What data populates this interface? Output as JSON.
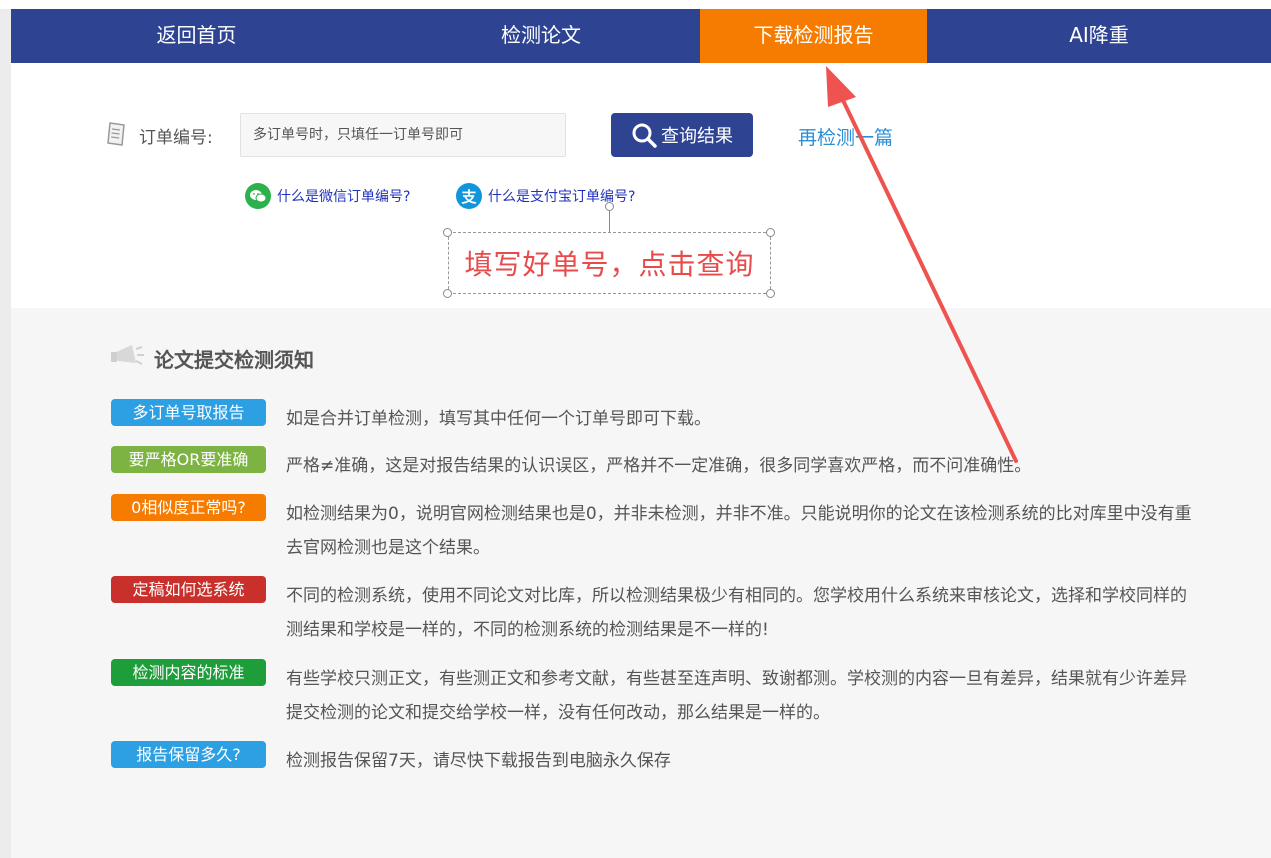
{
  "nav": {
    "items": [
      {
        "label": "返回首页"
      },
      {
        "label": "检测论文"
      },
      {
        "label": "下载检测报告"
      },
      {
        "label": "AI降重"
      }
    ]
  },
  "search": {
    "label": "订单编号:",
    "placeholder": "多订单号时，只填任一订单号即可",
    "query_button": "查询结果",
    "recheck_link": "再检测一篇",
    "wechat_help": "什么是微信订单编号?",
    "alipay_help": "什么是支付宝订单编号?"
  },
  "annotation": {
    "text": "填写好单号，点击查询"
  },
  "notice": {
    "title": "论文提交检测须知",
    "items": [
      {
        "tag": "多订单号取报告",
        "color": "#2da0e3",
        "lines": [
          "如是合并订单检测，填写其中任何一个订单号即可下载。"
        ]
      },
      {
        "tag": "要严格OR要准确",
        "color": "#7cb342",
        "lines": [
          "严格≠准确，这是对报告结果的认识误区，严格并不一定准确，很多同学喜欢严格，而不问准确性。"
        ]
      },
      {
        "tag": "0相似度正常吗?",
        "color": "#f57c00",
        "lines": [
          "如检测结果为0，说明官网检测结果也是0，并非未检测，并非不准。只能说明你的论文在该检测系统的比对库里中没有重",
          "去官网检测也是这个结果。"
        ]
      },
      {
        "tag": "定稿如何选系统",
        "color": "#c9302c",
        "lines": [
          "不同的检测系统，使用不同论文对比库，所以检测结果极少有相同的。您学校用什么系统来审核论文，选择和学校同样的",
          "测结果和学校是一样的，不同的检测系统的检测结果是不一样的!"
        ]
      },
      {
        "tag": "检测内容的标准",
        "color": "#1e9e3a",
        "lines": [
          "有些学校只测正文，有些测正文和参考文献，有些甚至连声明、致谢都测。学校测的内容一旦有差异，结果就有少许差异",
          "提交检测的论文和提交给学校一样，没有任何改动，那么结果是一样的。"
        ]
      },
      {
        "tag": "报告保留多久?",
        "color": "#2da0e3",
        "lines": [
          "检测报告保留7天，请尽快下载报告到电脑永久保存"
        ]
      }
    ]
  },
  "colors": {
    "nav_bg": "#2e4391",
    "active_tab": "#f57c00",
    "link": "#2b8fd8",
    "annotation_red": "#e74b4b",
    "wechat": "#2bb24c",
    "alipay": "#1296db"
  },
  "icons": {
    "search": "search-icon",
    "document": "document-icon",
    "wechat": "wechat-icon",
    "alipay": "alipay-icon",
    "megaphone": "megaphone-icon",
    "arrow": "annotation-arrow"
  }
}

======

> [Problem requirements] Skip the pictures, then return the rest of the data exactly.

> [Response for this exercise]
What data populates this interface? Output as JSON.
{
  "nav": {
    "items": [
      {
        "label": "返回首页"
      },
      {
        "label": "检测论文"
      },
      {
        "label": "下载检测报告"
      },
      {
        "label": "AI降重"
      }
    ]
  },
  "search": {
    "label": "订单编号:",
    "placeholder": "多订单号时，只填任一订单号即可",
    "query_button": "查询结果",
    "recheck_link": "再检测一篇",
    "wechat_help": "什么是微信订单编号?",
    "alipay_help": "什么是支付宝订单编号?"
  },
  "annotation": {
    "text": "填写好单号，点击查询"
  },
  "notice": {
    "title": "论文提交检测须知",
    "items": [
      {
        "tag": "多订单号取报告",
        "color": "#2da0e3",
        "lines": [
          "如是合并订单检测，填写其中任何一个订单号即可下载。"
        ]
      },
      {
        "tag": "要严格OR要准确",
        "color": "#7cb342",
        "lines": [
          "严格≠准确，这是对报告结果的认识误区，严格并不一定准确，很多同学喜欢严格，而不问准确性。"
        ]
      },
      {
        "tag": "0相似度正常吗?",
        "color": "#f57c00",
        "lines": [
          "如检测结果为0，说明官网检测结果也是0，并非未检测，并非不准。只能说明你的论文在该检测系统的比对库里中没有重",
          "去官网检测也是这个结果。"
        ]
      },
      {
        "tag": "定稿如何选系统",
        "color": "#c9302c",
        "lines": [
          "不同的检测系统，使用不同论文对比库，所以检测结果极少有相同的。您学校用什么系统来审核论文，选择和学校同样的",
          "测结果和学校是一样的，不同的检测系统的检测结果是不一样的!"
        ]
      },
      {
        "tag": "检测内容的标准",
        "color": "#1e9e3a",
        "lines": [
          "有些学校只测正文，有些测正文和参考文献，有些甚至连声明、致谢都测。学校测的内容一旦有差异，结果就有少许差异",
          "提交检测的论文和提交给学校一样，没有任何改动，那么结果是一样的。"
        ]
      },
      {
        "tag": "报告保留多久?",
        "color": "#2da0e3",
        "lines": [
          "检测报告保留7天，请尽快下载报告到电脑永久保存"
        ]
      }
    ]
  },
  "colors": {
    "nav_bg": "#2e4391",
    "active_tab": "#f57c00",
    "link": "#2b8fd8",
    "annotation_red": "#e74b4b",
    "wechat": "#2bb24c",
    "alipay": "#1296db"
  },
  "icons": {
    "search": "search-icon",
    "document": "document-icon",
    "wechat": "wechat-icon",
    "alipay": "alipay-icon",
    "megaphone": "megaphone-icon",
    "arrow": "annotation-arrow"
  }
}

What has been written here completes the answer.